━━━ Entries supplied
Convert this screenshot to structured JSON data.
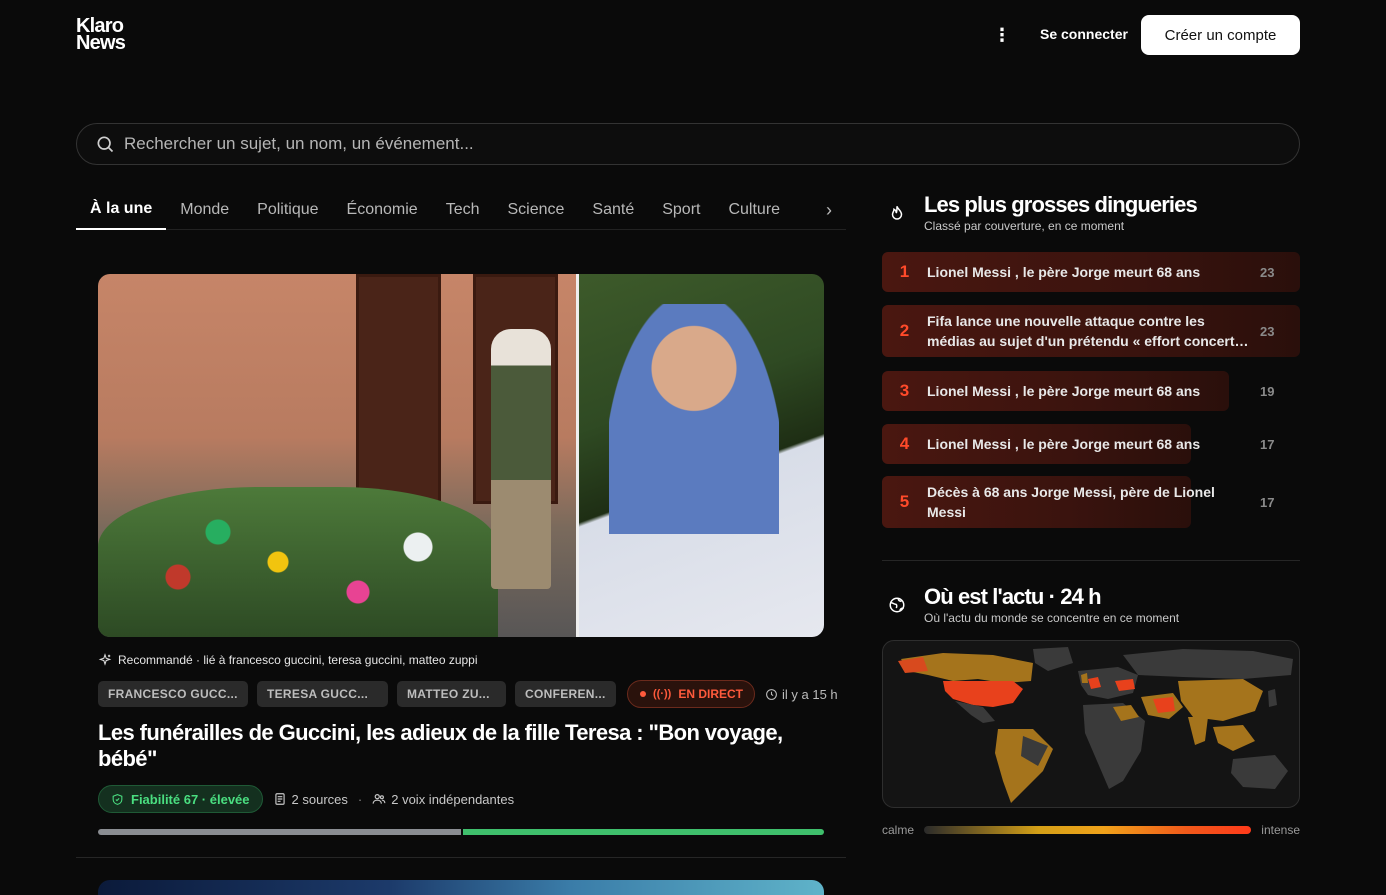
{
  "header": {
    "logo_line1": "Klaro",
    "logo_line2": "News",
    "login_label": "Se connecter",
    "signup_label": "Créer un compte"
  },
  "search": {
    "placeholder": "Rechercher un sujet, un nom, un événement..."
  },
  "tabs": [
    {
      "label": "À la une",
      "active": true
    },
    {
      "label": "Monde"
    },
    {
      "label": "Politique"
    },
    {
      "label": "Économie"
    },
    {
      "label": "Tech"
    },
    {
      "label": "Science"
    },
    {
      "label": "Santé"
    },
    {
      "label": "Sport"
    },
    {
      "label": "Culture"
    }
  ],
  "article": {
    "recommendation": "Recommandé · lié à francesco guccini, teresa guccini, matteo zuppi",
    "chips": [
      "FRANCESCO GUCC...",
      "TERESA GUCC...",
      "MATTEO ZU...",
      "CONFEREN..."
    ],
    "live_label": "EN DIRECT",
    "time_label": "il y a 15 h",
    "title": "Les funérailles de Guccini, les adieux de la fille Teresa : \"Bon voyage, bébé\"",
    "reliability_label": "Fiabilité 67 · élevée",
    "sources_label": "2 sources",
    "separator": "·",
    "voices_label": "2 voix indépendantes",
    "bias_split": 0.5
  },
  "trending": {
    "title": "Les plus grosses dingueries",
    "subtitle": "Classé par couverture, en ce moment",
    "items": [
      {
        "rank": "1",
        "text": "Lionel Messi , le père Jorge meurt 68 ans",
        "count": "23",
        "coverage": 1.0
      },
      {
        "rank": "2",
        "text": "Fifa lance une nouvelle attaque contre les médias au sujet d'un prétendu « effort concerté » visant à nuire à la Coupe du monde",
        "count": "23",
        "coverage": 1.0
      },
      {
        "rank": "3",
        "text": "Lionel Messi , le père Jorge meurt 68 ans",
        "count": "19",
        "coverage": 0.83
      },
      {
        "rank": "4",
        "text": "Lionel Messi , le père Jorge meurt 68 ans",
        "count": "17",
        "coverage": 0.74
      },
      {
        "rank": "5",
        "text": "Décès à 68 ans Jorge Messi, père de Lionel Messi",
        "count": "17",
        "coverage": 0.74
      }
    ]
  },
  "heatmap": {
    "title": "Où est l'actu · 24 h",
    "subtitle": "Où l'actu du monde se concentre en ce moment",
    "legend_low": "calme",
    "legend_high": "intense"
  },
  "colors": {
    "accent_red": "#ff4a2a",
    "reliability_green": "#4ade80",
    "live_red": "#ff5a3c"
  }
}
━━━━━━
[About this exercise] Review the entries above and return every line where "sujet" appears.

[Exercise output]
    "placeholder": "Rechercher un sujet, un nom, un événement..."
        "text": "Fifa lance une nouvelle attaque contre les médias au sujet d'un prétendu « effort concerté » visant à nuire à la Coupe du monde",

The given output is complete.